I should have seen this topic coming when I asked my friends on Instagram what kind of science article they’d want to read. The idea that instant coffee could be whipped (quite literally) into something so aesthetically luxurious did intrigue me though. It was never my intention, but I am going to hop on the bandwagon that is Dalgona coffee.
Dalgona coffee originated from India, Macau, and Pakistan, where it was known simply as whipped coffee. It was apparently popularised by South Korean actor Jung Il-Woo, who had it in Macau. He nicknamed it Dalgona due to its resemblance to the Korean honeycomb candy of the same name. It has since become viral on social media because people seem to be able to make a trend out of anything now that they have to stay at home.
The recipe for Dalgona coffee calls for a mixture of instant coffee, sugar, and water to be whisked together in a 1:1:1 volumetric ratio. The procedure reminded me of meringues, and my hypothesis was that Dalgona coffee works similarly. In meringues, egg whites are beaten such that the proteins present are broken down, and this beating incorporates air into the mixture. The proteins form networks around the air bubbles, trapping them, and resulting in a foam being formed. The proteins found in instant coffee can have the same effect. When the mixture is whipped, the air bubbles become smaller and more stable. In addition, the sugar stabilises the air bubbles formed, resulting in a consistency that is thick and frothy. Since this whipped mixture is mostly air, it is light and thus, floats.
Armed with the power of knowledge, I grabbed my ingredients and whisked my coffee mixture for the duration of eight Jay Chou songs. I failed spectacularly.
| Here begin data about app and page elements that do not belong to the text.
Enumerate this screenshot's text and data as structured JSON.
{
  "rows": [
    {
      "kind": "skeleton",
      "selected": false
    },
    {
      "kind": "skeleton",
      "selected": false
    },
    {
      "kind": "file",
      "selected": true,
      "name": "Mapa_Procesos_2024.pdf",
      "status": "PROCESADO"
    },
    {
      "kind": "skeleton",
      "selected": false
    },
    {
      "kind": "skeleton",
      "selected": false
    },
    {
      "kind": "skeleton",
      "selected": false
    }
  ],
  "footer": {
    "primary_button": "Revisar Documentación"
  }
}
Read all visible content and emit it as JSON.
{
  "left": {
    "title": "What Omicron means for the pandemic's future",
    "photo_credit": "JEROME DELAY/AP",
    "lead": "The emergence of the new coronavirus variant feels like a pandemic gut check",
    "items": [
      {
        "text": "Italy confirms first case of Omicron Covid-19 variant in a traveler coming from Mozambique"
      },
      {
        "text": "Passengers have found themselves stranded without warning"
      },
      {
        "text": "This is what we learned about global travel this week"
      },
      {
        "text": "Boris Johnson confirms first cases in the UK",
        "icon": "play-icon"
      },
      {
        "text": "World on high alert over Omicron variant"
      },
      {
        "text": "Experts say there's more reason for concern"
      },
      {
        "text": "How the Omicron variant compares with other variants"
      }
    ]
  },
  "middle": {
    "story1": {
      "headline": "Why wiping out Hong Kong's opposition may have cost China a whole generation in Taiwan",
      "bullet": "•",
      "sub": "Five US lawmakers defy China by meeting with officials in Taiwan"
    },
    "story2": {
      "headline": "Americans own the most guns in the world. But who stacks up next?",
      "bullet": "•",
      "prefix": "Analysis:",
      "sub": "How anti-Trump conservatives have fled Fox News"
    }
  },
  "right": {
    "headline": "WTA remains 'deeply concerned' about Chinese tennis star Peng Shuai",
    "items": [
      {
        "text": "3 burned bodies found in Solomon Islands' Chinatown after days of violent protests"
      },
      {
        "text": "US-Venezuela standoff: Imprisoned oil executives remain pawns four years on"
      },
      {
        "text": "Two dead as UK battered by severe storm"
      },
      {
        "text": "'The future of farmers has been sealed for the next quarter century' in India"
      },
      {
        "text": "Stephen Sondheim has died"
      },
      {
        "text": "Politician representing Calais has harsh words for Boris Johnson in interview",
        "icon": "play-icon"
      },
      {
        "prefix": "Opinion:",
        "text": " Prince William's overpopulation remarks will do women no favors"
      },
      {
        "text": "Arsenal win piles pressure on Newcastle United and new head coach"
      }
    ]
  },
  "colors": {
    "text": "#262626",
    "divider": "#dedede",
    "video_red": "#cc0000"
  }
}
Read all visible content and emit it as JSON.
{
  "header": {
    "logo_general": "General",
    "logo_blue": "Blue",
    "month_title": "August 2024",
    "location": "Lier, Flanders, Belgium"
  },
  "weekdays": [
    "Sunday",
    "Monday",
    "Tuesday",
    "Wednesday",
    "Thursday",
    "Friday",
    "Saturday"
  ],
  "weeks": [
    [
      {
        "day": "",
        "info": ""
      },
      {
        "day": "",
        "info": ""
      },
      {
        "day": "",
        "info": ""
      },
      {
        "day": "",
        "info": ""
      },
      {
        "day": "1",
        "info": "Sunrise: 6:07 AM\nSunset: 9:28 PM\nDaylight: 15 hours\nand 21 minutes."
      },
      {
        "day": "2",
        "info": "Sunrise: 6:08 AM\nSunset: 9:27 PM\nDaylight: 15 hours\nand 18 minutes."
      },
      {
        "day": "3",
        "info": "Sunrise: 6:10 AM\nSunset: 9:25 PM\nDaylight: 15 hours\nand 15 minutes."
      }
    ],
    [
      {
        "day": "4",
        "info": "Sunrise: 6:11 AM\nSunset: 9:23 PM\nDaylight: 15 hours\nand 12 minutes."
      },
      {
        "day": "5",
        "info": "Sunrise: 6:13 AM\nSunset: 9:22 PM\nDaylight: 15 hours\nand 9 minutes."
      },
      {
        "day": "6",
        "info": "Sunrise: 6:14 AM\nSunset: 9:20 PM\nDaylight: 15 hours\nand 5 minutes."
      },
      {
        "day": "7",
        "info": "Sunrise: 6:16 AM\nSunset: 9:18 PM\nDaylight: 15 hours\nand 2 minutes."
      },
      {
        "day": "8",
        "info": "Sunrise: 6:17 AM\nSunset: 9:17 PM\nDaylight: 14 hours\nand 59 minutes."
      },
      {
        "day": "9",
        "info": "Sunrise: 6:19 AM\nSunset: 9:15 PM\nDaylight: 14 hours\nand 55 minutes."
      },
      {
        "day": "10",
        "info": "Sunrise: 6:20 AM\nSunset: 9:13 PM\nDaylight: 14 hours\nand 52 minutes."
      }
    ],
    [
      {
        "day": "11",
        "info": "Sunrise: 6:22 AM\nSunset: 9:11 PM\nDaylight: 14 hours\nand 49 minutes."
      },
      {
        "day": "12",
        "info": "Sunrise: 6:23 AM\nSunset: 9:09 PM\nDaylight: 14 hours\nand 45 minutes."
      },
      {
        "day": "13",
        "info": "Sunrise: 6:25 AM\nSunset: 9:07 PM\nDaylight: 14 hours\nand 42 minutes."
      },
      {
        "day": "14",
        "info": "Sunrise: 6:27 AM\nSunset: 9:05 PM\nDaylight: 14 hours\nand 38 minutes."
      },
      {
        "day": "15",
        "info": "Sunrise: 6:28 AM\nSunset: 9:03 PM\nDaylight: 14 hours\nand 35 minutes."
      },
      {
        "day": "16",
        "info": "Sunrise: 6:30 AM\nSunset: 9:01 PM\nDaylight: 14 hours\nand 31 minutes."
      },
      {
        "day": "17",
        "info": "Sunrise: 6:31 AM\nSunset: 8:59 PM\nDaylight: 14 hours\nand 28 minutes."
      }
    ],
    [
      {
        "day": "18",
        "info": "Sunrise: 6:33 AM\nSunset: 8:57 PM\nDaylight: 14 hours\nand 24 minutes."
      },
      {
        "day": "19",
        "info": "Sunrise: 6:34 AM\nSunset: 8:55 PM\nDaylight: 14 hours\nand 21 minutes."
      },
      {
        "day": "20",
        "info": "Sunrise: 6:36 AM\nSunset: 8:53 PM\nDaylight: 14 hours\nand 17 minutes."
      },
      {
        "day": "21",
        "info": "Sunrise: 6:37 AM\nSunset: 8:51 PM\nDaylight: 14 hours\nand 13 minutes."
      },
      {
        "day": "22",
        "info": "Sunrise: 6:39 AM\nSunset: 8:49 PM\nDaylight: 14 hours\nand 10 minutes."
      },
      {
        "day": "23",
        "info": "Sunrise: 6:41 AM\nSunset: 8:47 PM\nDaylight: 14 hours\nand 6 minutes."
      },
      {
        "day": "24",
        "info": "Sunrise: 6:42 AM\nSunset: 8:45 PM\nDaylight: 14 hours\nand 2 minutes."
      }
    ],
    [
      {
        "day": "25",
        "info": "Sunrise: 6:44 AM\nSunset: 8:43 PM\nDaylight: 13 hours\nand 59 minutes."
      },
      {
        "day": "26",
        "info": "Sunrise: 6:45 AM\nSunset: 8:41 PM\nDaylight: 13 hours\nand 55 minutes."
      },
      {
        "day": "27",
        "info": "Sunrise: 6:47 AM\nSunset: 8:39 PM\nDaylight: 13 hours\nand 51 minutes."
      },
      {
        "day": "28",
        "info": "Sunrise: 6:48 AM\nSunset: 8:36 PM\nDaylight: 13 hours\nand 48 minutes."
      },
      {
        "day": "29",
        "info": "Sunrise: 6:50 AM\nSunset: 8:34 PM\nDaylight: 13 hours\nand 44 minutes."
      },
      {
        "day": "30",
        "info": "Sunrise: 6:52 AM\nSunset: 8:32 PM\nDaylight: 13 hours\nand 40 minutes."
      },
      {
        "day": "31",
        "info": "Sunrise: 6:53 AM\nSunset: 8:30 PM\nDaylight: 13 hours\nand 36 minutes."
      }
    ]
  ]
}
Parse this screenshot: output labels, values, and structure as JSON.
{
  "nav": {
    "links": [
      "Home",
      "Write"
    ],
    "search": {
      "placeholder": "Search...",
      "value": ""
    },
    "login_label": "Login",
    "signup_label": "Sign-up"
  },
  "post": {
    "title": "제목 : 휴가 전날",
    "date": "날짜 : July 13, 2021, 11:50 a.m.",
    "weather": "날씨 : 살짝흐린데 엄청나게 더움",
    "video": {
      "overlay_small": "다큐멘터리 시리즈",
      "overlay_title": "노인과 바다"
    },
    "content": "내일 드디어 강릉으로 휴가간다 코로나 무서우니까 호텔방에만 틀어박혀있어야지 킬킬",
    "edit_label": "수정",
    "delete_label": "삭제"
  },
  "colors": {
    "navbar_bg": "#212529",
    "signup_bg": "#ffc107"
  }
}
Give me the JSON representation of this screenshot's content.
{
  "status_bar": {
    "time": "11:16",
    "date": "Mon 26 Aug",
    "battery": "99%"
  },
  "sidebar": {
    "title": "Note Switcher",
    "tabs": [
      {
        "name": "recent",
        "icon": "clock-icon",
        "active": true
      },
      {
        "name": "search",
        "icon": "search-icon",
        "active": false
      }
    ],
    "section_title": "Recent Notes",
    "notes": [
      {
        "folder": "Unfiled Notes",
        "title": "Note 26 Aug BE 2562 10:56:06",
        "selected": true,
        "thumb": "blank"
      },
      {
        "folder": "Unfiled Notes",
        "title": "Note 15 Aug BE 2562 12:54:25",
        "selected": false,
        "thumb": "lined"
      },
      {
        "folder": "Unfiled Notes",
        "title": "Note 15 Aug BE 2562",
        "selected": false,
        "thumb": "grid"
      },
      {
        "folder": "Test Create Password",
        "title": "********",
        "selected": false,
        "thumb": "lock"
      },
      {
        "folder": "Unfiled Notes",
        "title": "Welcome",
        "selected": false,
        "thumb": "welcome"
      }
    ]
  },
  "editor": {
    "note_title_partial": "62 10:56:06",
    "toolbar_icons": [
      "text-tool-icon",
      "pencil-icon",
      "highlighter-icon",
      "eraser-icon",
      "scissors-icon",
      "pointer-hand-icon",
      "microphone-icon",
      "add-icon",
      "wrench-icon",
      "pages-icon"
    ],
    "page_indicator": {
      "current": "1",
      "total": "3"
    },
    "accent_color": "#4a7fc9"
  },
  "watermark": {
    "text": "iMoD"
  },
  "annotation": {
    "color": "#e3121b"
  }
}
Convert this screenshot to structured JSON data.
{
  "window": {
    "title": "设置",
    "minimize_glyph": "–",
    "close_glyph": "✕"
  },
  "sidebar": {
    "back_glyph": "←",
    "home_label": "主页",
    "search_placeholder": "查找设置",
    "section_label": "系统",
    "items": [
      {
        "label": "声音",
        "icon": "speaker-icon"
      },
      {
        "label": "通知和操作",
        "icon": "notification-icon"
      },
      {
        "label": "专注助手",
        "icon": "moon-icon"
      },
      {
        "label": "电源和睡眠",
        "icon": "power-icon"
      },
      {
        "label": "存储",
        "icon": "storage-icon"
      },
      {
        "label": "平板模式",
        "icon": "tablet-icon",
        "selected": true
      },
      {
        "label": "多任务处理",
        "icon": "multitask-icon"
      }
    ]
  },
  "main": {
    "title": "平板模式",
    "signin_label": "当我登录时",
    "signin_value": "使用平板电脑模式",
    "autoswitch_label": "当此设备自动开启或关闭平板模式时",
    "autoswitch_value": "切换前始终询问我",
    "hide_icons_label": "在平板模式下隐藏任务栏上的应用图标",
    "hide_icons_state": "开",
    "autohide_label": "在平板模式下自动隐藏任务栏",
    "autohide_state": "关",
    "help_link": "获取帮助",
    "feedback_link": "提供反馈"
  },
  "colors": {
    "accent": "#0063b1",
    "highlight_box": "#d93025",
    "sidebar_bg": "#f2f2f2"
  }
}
In my attempt to salvage the situation, I went back to the meringue recipe and realised that making successful meringues required the lack of egg yolks. The fats present in egg yolk bind to the proteins in the egg whites, interfering with the protein network formation. The air bubbles become less stable, and the foam cannot form as well. The 3-in-1 instant coffee powder I used turned out to be the problem. There was 3.5 times as much fat as there was protein in the coffee powder I used. The creamer in the coffee powder contained hydrogenated palm kernel oil, and that probably prevented protein network formation. It is no wonder that stable air bubbles could not form.
In the name of Science, I bought instant coffee that did not contain creamer and tried again. The result?
The mixture did become creamy, but it was not as frothy as I would have liked it to be. I suspect that the ten minutes of whipping time was insufficient to incorporate enough air, or I might have added a little too much sugar and made it too thick. Nonetheless, I was satisfied with my results and it did float on top of my milk. It basically tasted like very sweet milk coffee to me, which should not be surprising since the composition of the ingredients was not exactly altered.
Then, a friend asked me if the same method could work with other drinks, such as Milo. Like any good Science student, I conducted another experiment to test this out.
The Milo mixture became thicker, but it was very likely due to the presence of sugar and water. Milo powder contains fats, either in the form of sunflower oil or vegetable oil. I tried adding more sugar to stabilise the foam, but it did not help the cause at all. In hindsight, I could have whipped it for an extended period to get the same consistency. Perhaps we should just stick to using coffee if we’re feeling a bit lazier.
It was definitely an interesting experience and I did have some fun discussing the science behind it with my sister, who majors in food science. That being said, I wouldn’t do this again since I can get similar-tasting coffee from a can and the workout my arm went through wasn’t worth it. Don’t let anyone judge you, though. Do whatever makes you happy and whatever makes you stay home during this period. Stay home, stay safe!
Written by Nicholas Chang
Illustrations by Lee Ai Cing